It depends, and probably it’s different for different coaches. Sometimes it’s just going to see a game and coming back. It might be driving down to Charlotte to see a game and driving back that night. Or it could be like this week. I’ll go to Little Rock, Arkansas, and then New Jersey and Philadelphia on Wednesday and Thursday. I’ll be in Atlanta on Friday and then fly to Florida Saturday and meet the team on Sunday. That’s a very different sort of experience. It’s four different air plane trips, renting cars and trying to get good deals on hotel rooms. It’s not particularly fun. And then see you kids the play, make your evaluations and talk to coaches after the game. It takes a lot of time, sometimes for just a two hour or two-and-a-half hour pay-off in terms of actual exposure to the kid. For me, a lot of it is trying to maximize the rest of the time during the four or five days that you’re gone. Sometimes you’re seeing other coaches. It might be seeing friends in the area or seeing other college coaches and dropping by on practice. . . . You might see a former player and network. . . . It’s a time to write and call and things you might be able to do while in the office because of distractions. So you take the time to catch up with recruits. It’s trying to get the most out of the time. The summer is a little more social. It’s a lot of travel in July, but you see a lot more coaches because everybody is recruiting. It can be a little bit more relaxed and getting to hang out and go to dinner. There are certain tournaments where there are breaks and everyone brings their golf clubs and plays the last day. That’s the summer.
Why basketball? What makes it worth it?
I love the game and still enjoy just shooting the ball and going out and playing around. I think one of the things that is really neat about basketball is that it’s a combination of the individual and the team game in the flow and that interdependency of it. Baseball is unique in that you’re by yourself at the plate but you’re playing as a group on defense but even then chemistry is not as important with baseball. It doesn’t matter how well you’re getting along with the centerfielder when you’re batting and it doesn’t matter how well you get along with the centerfielder when you’re fielding and playing first base. Those chemistry issues aren’t nearly as important. And football is so militaristic. There is a chain of command, and it’s scripted between every play. It’s extremely coordinated. To me basketball is more like life than any sport. It’s like parenting. You teach them how to live and you teach them strategies, but then they have to go out and do it themselves.
Feature on Nikitta Gartrell
GoPack.com posted this week an article from veteran sportswriter A.J. Carr on senior guard Nikitta Gartrell.
Here is a snippet:
Away from basketball, away from the tumult and shouting, Gartrell enjoys drawing and writing poetry.
Though not aspiring to become a Ms. Picasso, she produced a self portrait for an Art Appreciation project.
As for writing, two of her poems are about the late Kay Yow, her former Wolfpack coach. Another centers on her first year at NC State.
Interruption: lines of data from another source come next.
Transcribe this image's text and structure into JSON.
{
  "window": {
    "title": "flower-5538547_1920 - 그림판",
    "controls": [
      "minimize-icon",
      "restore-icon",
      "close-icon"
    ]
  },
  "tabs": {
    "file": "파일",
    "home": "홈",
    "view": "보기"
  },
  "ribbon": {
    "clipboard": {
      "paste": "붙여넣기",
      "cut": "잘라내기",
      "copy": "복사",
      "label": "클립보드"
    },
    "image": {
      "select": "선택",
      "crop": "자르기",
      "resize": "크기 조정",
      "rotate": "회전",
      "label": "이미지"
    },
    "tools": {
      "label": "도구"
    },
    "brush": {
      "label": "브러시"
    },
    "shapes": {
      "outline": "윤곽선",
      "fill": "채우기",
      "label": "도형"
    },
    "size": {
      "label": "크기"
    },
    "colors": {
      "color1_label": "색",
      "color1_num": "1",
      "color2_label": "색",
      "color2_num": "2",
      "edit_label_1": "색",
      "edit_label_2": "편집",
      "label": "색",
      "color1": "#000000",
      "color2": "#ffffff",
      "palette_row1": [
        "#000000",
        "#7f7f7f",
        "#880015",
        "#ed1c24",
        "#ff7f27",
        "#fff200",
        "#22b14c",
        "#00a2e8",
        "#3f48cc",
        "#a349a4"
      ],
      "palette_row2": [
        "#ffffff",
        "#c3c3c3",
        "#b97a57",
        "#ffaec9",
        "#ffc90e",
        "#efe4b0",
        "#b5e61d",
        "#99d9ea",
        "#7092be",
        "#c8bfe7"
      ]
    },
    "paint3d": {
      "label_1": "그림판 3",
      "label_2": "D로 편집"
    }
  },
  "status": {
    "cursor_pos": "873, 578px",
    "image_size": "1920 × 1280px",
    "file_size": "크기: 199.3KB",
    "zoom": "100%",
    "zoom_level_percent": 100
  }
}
Yet Gartrell, on track to graduate this spring, eventually wants to be a police woman. That interest was spawned when she was in the 10th grade, watching Law & Order SVU, which is still one of her favorite television programs.